Charting a Resilient Path Forward for Lagos

In a basic sense, cities are made of bricks and mortar. Yet a city is nothing without the people who inhabit them, making these urban centers so much more than just their physical assets. Cities are comprised of a full set of systems, which add up to a complex socio-political ecology. In this way, they tend to take on human qualities. Cities can be compassionate, smart, accommodating, even hyperactive. This is where resilience is born.

Lagos joined the 100 Resilient Cities network in May 2016, though a framework was already planted for a national focus on resilience in Nigeria. My colleagues and I officially launched the Nigeria Resilient Cities Network (NRCN) later that year with a formal commitment to stakeholder engagement, peer learning, and the incorporation of resilience strategies in urban planning. We grounded our approach in the Jane Jacobs school of thought and a “4P” urban governance model: Public-Private People Partnerships. Our approach was to be organic and clearly prioritize the people who live and work in Nigeria’s urban areas.

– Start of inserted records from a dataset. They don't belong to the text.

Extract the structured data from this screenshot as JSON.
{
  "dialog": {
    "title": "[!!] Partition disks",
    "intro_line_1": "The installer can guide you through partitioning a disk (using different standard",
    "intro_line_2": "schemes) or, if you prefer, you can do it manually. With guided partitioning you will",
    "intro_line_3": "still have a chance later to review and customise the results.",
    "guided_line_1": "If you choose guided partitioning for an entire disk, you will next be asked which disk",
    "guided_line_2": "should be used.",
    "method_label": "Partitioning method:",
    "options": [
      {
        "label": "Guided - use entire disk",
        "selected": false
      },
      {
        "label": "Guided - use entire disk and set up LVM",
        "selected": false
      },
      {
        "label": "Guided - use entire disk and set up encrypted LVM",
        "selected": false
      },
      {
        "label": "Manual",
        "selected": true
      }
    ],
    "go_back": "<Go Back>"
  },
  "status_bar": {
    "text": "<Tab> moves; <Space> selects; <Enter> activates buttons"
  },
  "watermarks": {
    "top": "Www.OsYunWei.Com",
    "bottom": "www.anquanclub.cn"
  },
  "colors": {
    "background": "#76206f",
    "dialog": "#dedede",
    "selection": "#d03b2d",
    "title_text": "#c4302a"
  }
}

My work continues today as Chief Resilience Officer for Lagos, a megacity of over 21 million inhabitants and the cultural and economic heart of Nigeria. Rapid urbanization in recent years has set the stage for explosive population growth. 34 million people are expected to call Lagos home by the year 2050, and projections show Lagos to be the first in the world with an urban population of 100 million. Expansion comes hand in hand with population growth: the city is growing well beyond the administrative boundaries of Lagos State. This has huge implications for resilience at the metropolitan scale. Now is the time to build up the infrastructure and housing stock needed for our future population; to put in place secure energy and transportation systems that will service an expanding urban corridor. Built on mangrove wetlands, Lagos furthermore must become comfortable with water and the growing risk of rising sea levels.

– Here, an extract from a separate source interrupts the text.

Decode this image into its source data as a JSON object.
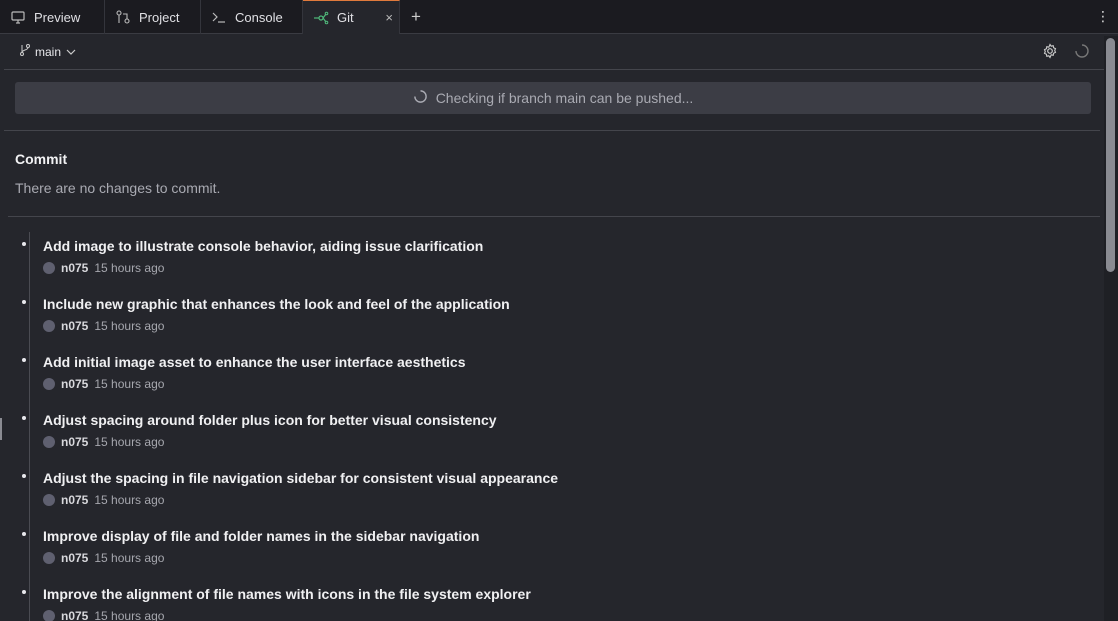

Nearly all of our resilience challenges disproportionately affect Lagosians operating in the informal sector or who find themselves among the urban poor. A critical element of Lagos State’s resilience will be better embracing informality and bridging the divide between the formal and the informal. Taking steps to integrate informal and unplanned residential, economic, and other areas into the formal planning and development processes, although not easy, will have huge benefits across Lagos and Nigeria. From a resident’s perspective, that divide is illusory; formal and informal are often seen as components of the same system. It is common, for example, for someone to rely on the informal danfo buses or okada motorcycles to complete the last mile of a journey begun on the BRT.

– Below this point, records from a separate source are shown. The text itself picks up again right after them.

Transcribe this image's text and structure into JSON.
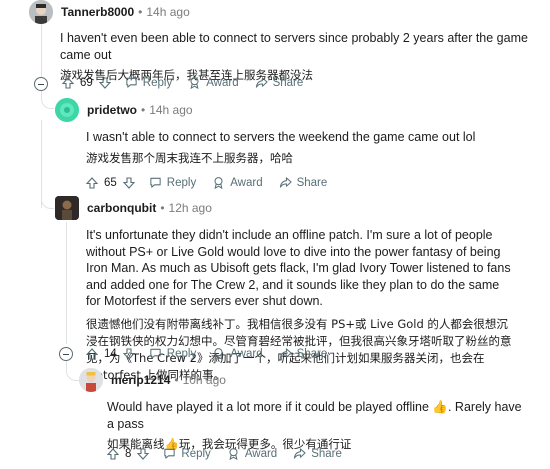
{
  "comments": [
    {
      "username": "Tannerb8000",
      "separator": "•",
      "time": "14h ago",
      "text_en": "I haven't even been able to connect to servers since probably 2 years after the game came out",
      "text_cn": "游戏发售后大概两年后，我甚至连上服务器都没法",
      "votes": "69",
      "reply_label": "Reply",
      "award_label": "Award",
      "share_label": "Share",
      "avatar_color": "#c9cdd1"
    },
    {
      "username": "pridetwo",
      "separator": "•",
      "time": "14h ago",
      "text_en": "I wasn't able to connect to servers the weekend the game came out lol",
      "text_cn": "游戏发售那个周末我连不上服务器，哈哈",
      "votes": "65",
      "reply_label": "Reply",
      "award_label": "Award",
      "share_label": "Share",
      "avatar_color": "#3fd6a6"
    },
    {
      "username": "carbonqubit",
      "separator": "•",
      "time": "12h ago",
      "text_en": "It's unfortunate they didn't include an offline patch. I'm sure a lot of people without PS+ or Live Gold would love to dive into the power fantasy of being Iron Man. As much as Ubisoft gets flack, I'm glad Ivory Tower listened to fans and added one for The Crew 2, and it sounds like they plan to do the same for Motorfest if the servers ever shut down.",
      "text_cn": "很遗憾他们没有附带离线补丁。我相信很多没有 PS+或 Live Gold 的人都会很想沉浸在钢铁侠的权力幻想中。尽管育碧经常被批评，但我很高兴象牙塔听取了粉丝的意见，为《The Crew 2》添加了一个，听起来他们计划如果服务器关闭，也会在 Motorfest 上做同样的事。",
      "votes": "14",
      "reply_label": "Reply",
      "award_label": "Award",
      "share_label": "Share",
      "avatar_color": "#3a3330"
    },
    {
      "username": "merip1214",
      "separator": "•",
      "time": "10h ago",
      "text_en": "Would have played it a lot more if it could be played offline 👍. Rarely have a pass",
      "text_cn": "如果能离线👍玩，我会玩得更多。很少有通行证",
      "votes": "8",
      "reply_label": "Reply",
      "award_label": "Award",
      "share_label": "Share",
      "avatar_color": "#d7dadd"
    }
  ]
}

Lagosians instinctively understand resilience at a personal level, if not as a quality of systems. I am fond of using analogies to make the concept of urban resilience more accessible to everyday people. The Nigerian Nollywood industry offers a great example: self-starting and adaptive, within ten years the industry had moved from an informal business model to one that attracted external support and built out an online distribution model. Within twenty years, it transformed into a professional industry backed by international investment, championing copyright enforcement and featuring global distribution.

In Lagos, and Nigeria as a whole, our resilience journey must similarly start with the resources we have and build upward. I am lucky to count on the support of the Lagos State Resilience Office (LASRO), a multi-disciplinary team of technical and administrative staff drawn from ten different Ministries within Lagos State Government and housed within the Ministry of Economic Planning and Budget. We want to hear from all Lagosians about their greatest challenges and what kind of opportunities exist to make our megacity a true community. As Lagos grows bigger, let’s make sure it grows stronger too. We look forward to embarking on the journey together.